Now economic conditions. Obviously at this point, conditions this year are obviously affecting people in different ways than ever before. But previously, this comes into income and savings of a customer. Of course, if you have more money, you’ll probably purchase more expensive products or services. A person with a low income, lower savings will purchase more inexpensive products. Economic conditions now in 2020, obviously are very, very different than they have been before. Then we move into personal preferences, right? We all want something that we want, we all have personal preferences over something else. We have different beliefs, we have different attitudes. Again, the way we respond to an ad or to marketing or to a blog is always going to be different to the person even sitting next to you right now. And within personal preferences, it leads all the way back to what I said at the start, of age, occupation, lifestyle, culture, all sorts of factors are going to influence people’s consumer behaviour. And then finally, we have something that we call group influence. Are we a sheep, do we follow what other people buy? Do we choose to buy it because they have, because our friends have told us to, what’s popular, what’s not? Some people want the popular thing. Some people don’t want the popular thing. Recommendations. What are people saying about a particular product or service? So this is where it all becomes so, so, so critical. And I really hope at this point you’re seeing how all these bits and pieces of marketing really start to merge together and fall into place.
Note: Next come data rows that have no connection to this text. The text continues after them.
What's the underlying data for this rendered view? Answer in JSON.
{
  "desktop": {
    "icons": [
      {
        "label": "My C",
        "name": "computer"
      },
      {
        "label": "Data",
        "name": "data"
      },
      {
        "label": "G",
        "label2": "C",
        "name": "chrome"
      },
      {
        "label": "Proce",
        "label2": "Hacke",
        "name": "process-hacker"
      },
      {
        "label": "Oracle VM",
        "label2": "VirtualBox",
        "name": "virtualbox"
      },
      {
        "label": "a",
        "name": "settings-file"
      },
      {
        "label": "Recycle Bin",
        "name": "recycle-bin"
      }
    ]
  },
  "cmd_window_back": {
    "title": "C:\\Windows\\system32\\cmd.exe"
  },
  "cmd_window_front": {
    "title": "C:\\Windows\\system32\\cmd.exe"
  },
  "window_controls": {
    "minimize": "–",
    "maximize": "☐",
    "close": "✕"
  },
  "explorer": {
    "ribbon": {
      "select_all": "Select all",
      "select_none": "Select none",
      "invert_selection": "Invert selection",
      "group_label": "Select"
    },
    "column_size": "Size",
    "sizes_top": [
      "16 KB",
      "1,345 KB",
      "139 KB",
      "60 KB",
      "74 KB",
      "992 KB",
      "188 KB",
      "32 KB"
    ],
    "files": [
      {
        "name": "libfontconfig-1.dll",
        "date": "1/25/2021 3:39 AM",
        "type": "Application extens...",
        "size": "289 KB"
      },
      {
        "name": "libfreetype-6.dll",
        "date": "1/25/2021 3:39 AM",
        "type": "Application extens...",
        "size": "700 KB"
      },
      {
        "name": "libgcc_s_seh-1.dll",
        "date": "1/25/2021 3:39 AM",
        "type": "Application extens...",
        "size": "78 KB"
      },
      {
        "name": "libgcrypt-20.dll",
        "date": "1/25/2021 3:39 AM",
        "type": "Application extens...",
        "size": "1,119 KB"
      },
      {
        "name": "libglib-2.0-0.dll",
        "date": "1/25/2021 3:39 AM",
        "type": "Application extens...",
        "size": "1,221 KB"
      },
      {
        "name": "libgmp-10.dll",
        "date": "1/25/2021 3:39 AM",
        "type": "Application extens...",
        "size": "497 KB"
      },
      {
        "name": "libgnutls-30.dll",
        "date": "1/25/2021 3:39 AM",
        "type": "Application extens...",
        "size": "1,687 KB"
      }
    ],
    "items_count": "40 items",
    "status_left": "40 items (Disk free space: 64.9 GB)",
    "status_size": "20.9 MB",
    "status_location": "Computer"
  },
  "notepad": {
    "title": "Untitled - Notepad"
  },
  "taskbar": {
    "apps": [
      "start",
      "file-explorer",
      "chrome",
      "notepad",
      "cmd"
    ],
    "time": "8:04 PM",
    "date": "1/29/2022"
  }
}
And I hope you understand why I’m so passionate about this, because I just love it. 

So what’s the role of consumer behaviour in marketing, apart from everything, right? As marketers, we need to understand the buying behaviour of consumers for what we’re marketing to do well, so once we understand the behaviour of how people are making a decision to purchase the thing, then we’re able to change that in a way to get them to purchase the thing. It’s really important for us as marketers to understand what prompts, so what’s prompting our consumer to purchase a product or a service, what’s stopping a consumer from buying a product or service. We get really, really deeper and deeper into the psychology of people, of consumers. Why they feel a certain way about making a certain purchase, what they feel about a particular product or a brand overall. And of course, how consumers get influenced by their immediate surroundings, by their group influence, by family members, friends, co workers, and so on. So it really, really, really is in depth. But I hope that you’ve really got an understanding of consumer behaviour. It’s just, it’s the shiz, I love this stuff. 

So finally, let’s look at what does understanding consumer behaviour do for you and your business? You’ll feel more confident in your marketing strategy. Of course, if you’re really, really understanding what’s influencing people, what’s influencing their behaviours, the type of buying behaviours and consumer behaviours, you’ll really start to feel more confident that your marketing strategy and your copy, your material is on the right path to influence those decisions, you’ll be able to make more informed decisions, or perhaps on what to do next, or maybe what to change, different ads you may want to target, different content pieces, it’s to really, really help you to act strategically, and make really, really clever, informed decisions. And finally, of course, it helps you communicate more powerfully with your target audience, drawing in your ideal clients and customers, really getting to what it is they need and understanding how they’re going to make this decision. Really, really is just create such powerful communication. 

Okay, brilliant, everyone, ladies, that is a wrap. And as always, as I always say, all of you amazing kick ass women and fellow work wives. Please, please remember you’re not alone. Collaboration is power. And most importantly, we all get it.